I’ve been trying to stay active and still walk the dogs twice every day (even though it’s now more of a slow waddle). I also go to two yoga classes each week and I’m listening to a natal hypnotherapy CD every few days. I don’t know if these things will help with labour but they are helping me to feel more in control and prepared so I’m going to keep it up as long as I can.
Fingers crossed in my next post I’ll be able to tell you about the safe arrival of our long awaited (lucky number 5) baby (just writing that still feels completely surreal)!
This time last year I’d just been released from hospital and was at the start of months of testing to check that the molar pregnancy had gone. In April I got another BFP only to suffer another miscarriage (#4) on our wedding anniversary. What I didn’t know then was that the next cycle would result in a fifth pregnancy which would take me to today. 33 weeks pregnant and looking forward to the arrival of our baby next month.
I haven’t found being pregnant easy. I wish that I was able to enjoy it more but the fear that something will go wrong doesn’t seem to go away and the almost constant nausea is quite draining at times but it will all be worth it if we get a happy healthy baby at the end.
In exciting news my sister announced on Christmas Day that she is also pregnant (first baby, unplanned – I still don’t know how that happens!). She is currently 11 weeks but has yet to have a scan. Obviously this has me terrified that something will go wrong and the arrival of our baby will coincide with her recovery from a miscarriage but I have to keep reminding myself that she isn’t me and that 75% of pregnancies are successful so there is no reason why this won’t work out and our baby won’t have a little cousin to play with come August!
The bloggers network has continued to be an invaluable source of support for me over that last year. There have been many moments of joy and times of crushing sadness but the support which this network of women has shown to me and each other is inspiring. There is much said in the press about how social media is damaging human interaction and making people more isolated and lonely but I don’t know how I would have got through the last two years without this blog and the support of all of you.
Thank you. I hope that 2015 is kind to us all x
Bruised Banana’s latest blog made me realise that I’ve been absent from my blog recently. At my last blog I was 24 weeks pregnant and experiencing a small amount of bleeding. I did provide an update to say that all was ok but I’ve realised that the update was in the comments not the blog itself.
Thankfully the bleeding seems to have been minor and although it’s happened a few times since it hasn’t been problematic. Fingers crossed this doesn’t change.

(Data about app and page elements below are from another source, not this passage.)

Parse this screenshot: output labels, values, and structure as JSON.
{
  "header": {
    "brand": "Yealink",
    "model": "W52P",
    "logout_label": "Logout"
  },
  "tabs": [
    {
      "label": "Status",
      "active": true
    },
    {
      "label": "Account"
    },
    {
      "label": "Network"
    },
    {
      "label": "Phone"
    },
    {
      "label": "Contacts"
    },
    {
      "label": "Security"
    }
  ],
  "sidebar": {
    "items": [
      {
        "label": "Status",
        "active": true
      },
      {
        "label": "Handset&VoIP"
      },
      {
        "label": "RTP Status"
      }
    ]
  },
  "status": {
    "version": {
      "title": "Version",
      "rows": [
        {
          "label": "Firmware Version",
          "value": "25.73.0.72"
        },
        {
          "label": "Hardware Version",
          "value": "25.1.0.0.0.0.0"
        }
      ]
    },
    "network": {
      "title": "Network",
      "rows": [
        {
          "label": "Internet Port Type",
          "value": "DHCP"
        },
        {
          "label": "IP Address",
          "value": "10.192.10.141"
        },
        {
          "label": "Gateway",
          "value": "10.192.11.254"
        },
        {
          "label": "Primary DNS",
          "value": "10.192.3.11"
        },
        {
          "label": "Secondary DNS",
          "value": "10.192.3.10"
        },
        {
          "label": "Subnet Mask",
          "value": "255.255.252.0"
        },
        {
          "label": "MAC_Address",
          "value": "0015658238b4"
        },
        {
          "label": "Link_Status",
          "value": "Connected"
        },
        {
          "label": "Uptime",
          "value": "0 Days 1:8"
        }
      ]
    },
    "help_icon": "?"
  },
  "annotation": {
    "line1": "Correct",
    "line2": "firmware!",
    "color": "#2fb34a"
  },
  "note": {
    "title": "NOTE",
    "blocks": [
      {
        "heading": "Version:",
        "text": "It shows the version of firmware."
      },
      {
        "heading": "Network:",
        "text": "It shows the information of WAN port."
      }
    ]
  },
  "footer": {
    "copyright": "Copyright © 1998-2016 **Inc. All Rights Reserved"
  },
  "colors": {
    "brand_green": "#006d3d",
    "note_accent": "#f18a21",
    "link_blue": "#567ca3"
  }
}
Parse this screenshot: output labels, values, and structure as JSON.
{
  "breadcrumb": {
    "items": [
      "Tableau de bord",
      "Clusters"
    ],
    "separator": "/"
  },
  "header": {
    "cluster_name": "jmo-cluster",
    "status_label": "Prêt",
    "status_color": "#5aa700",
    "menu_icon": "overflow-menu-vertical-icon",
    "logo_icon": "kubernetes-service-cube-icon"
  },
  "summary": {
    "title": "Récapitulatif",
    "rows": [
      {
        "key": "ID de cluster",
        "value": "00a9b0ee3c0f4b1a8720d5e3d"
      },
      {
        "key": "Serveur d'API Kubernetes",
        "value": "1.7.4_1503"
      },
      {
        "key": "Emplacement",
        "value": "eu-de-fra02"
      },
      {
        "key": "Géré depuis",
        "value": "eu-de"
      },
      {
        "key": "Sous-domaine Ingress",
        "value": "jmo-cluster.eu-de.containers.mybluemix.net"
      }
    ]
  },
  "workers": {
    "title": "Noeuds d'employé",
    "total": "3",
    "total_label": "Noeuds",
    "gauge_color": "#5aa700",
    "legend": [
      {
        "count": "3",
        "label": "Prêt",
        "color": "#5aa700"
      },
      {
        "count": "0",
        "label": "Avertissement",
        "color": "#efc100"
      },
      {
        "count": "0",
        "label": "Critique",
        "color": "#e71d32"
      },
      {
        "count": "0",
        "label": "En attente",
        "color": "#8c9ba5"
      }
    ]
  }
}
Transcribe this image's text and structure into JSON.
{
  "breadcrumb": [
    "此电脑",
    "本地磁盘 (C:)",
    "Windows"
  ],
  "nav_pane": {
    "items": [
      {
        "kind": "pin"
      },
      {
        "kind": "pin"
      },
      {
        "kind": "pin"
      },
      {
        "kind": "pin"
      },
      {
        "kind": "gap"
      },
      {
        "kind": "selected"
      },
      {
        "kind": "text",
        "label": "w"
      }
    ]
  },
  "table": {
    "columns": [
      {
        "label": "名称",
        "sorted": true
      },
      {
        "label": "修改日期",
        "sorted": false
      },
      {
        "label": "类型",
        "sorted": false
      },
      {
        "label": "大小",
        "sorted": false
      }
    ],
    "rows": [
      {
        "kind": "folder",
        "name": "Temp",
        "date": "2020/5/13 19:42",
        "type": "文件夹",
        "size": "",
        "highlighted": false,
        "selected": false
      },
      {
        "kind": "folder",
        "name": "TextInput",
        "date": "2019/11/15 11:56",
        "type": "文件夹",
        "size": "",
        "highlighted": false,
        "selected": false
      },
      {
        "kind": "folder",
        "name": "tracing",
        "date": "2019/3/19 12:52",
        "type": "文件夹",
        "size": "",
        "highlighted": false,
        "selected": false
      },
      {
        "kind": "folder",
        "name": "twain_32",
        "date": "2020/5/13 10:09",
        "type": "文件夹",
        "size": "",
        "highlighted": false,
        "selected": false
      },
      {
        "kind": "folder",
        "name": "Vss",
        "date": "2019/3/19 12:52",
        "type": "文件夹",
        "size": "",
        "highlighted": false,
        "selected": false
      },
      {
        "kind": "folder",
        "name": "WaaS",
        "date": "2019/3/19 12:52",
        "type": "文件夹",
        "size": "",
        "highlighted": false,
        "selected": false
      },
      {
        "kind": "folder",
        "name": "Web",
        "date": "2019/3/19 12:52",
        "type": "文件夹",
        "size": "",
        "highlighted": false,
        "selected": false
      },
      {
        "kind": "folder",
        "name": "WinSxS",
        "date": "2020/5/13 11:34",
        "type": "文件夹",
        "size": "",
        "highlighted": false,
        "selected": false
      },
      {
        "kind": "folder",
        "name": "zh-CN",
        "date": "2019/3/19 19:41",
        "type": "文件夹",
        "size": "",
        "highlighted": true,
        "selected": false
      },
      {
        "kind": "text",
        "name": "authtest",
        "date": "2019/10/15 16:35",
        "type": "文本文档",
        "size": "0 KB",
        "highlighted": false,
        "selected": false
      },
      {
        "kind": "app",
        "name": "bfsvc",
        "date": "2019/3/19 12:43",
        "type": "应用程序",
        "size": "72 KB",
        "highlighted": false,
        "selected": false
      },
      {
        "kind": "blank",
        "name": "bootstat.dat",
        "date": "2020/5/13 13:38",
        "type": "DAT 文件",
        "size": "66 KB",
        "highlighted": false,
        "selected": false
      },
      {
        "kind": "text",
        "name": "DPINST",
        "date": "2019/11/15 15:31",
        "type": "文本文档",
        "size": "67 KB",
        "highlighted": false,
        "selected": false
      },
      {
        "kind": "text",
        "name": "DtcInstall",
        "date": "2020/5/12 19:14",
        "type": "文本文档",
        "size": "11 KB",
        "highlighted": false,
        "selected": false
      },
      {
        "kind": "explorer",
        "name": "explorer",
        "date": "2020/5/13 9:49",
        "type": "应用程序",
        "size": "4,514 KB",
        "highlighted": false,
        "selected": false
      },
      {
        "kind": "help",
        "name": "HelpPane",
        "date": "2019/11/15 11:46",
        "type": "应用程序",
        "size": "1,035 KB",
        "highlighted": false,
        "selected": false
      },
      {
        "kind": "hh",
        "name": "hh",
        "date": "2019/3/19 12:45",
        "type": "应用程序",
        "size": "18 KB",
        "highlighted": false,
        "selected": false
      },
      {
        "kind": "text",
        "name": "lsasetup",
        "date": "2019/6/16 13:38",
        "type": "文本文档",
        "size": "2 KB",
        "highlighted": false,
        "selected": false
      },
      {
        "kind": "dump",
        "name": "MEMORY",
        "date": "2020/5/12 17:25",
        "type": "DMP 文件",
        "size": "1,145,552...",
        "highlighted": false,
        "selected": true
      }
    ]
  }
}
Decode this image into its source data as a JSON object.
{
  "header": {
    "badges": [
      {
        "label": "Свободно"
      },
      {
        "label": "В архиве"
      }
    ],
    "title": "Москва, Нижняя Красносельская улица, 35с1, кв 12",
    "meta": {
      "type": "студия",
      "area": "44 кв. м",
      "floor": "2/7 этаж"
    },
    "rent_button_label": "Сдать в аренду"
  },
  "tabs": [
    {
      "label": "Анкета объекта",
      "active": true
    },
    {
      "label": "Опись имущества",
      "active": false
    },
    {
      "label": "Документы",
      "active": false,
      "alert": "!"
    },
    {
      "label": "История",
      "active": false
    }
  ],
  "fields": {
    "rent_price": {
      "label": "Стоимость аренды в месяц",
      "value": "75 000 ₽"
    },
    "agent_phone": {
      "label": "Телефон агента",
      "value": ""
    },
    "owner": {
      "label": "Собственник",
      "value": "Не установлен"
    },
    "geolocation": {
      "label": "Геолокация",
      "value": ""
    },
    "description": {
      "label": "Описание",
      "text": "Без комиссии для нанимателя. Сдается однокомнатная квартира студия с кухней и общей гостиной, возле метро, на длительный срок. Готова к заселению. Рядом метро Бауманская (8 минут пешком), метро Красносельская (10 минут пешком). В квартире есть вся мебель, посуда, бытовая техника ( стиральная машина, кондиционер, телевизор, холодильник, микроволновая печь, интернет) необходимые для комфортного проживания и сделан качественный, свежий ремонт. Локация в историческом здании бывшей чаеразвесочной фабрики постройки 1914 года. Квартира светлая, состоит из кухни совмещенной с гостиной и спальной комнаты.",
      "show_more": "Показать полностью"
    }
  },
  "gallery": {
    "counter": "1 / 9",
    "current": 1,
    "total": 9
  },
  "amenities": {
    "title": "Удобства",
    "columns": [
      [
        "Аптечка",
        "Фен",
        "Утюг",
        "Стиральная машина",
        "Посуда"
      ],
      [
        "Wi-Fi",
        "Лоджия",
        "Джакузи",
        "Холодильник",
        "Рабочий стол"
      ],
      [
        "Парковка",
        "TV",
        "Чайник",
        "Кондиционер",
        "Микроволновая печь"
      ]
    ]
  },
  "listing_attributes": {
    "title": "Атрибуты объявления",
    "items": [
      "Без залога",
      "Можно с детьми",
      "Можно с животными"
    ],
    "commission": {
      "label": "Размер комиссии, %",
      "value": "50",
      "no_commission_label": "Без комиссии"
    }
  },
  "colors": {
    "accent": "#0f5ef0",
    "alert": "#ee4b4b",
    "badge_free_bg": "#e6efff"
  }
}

I have continued to read and comment on blogs but I’ve found it difficult to know what to say about myself. I’m 28 weeks pregnant now and all seems to be going well. We still haven’t bought much stuff for the baby as it feels like tempting fate but I am starting to believe that we will get our baby in February.
I will continue to provide periodic updates but don’t seem to be able to do the weekly updates which lots of pregnant bloggers do. The truth is I’m finding pregnancy hard. I feel like my body isn’t mine, I still feel sick every morning and struggle to get comfortable at night. I still worry every time I use the toilet and hope for no blood and I can’t stop worrying about early labour or still birth. I have experience of bad things happening and can’t stop worrying that something will go wrong again.
All that sounds a bit negative but I promise I’m really happy to be pregnant and really looking forward to being a mummy. RPL will always be part of my life but I’m hoping that the memories of my losses will soon sit alongside memories of a successful pregnancy and life as mother. For those still going through RPL, I know how hard it is to keep trying and how hard it is to read about other people being pregnant but I hope that my story can show that unexplained RPL can lead to a successful pregnancy.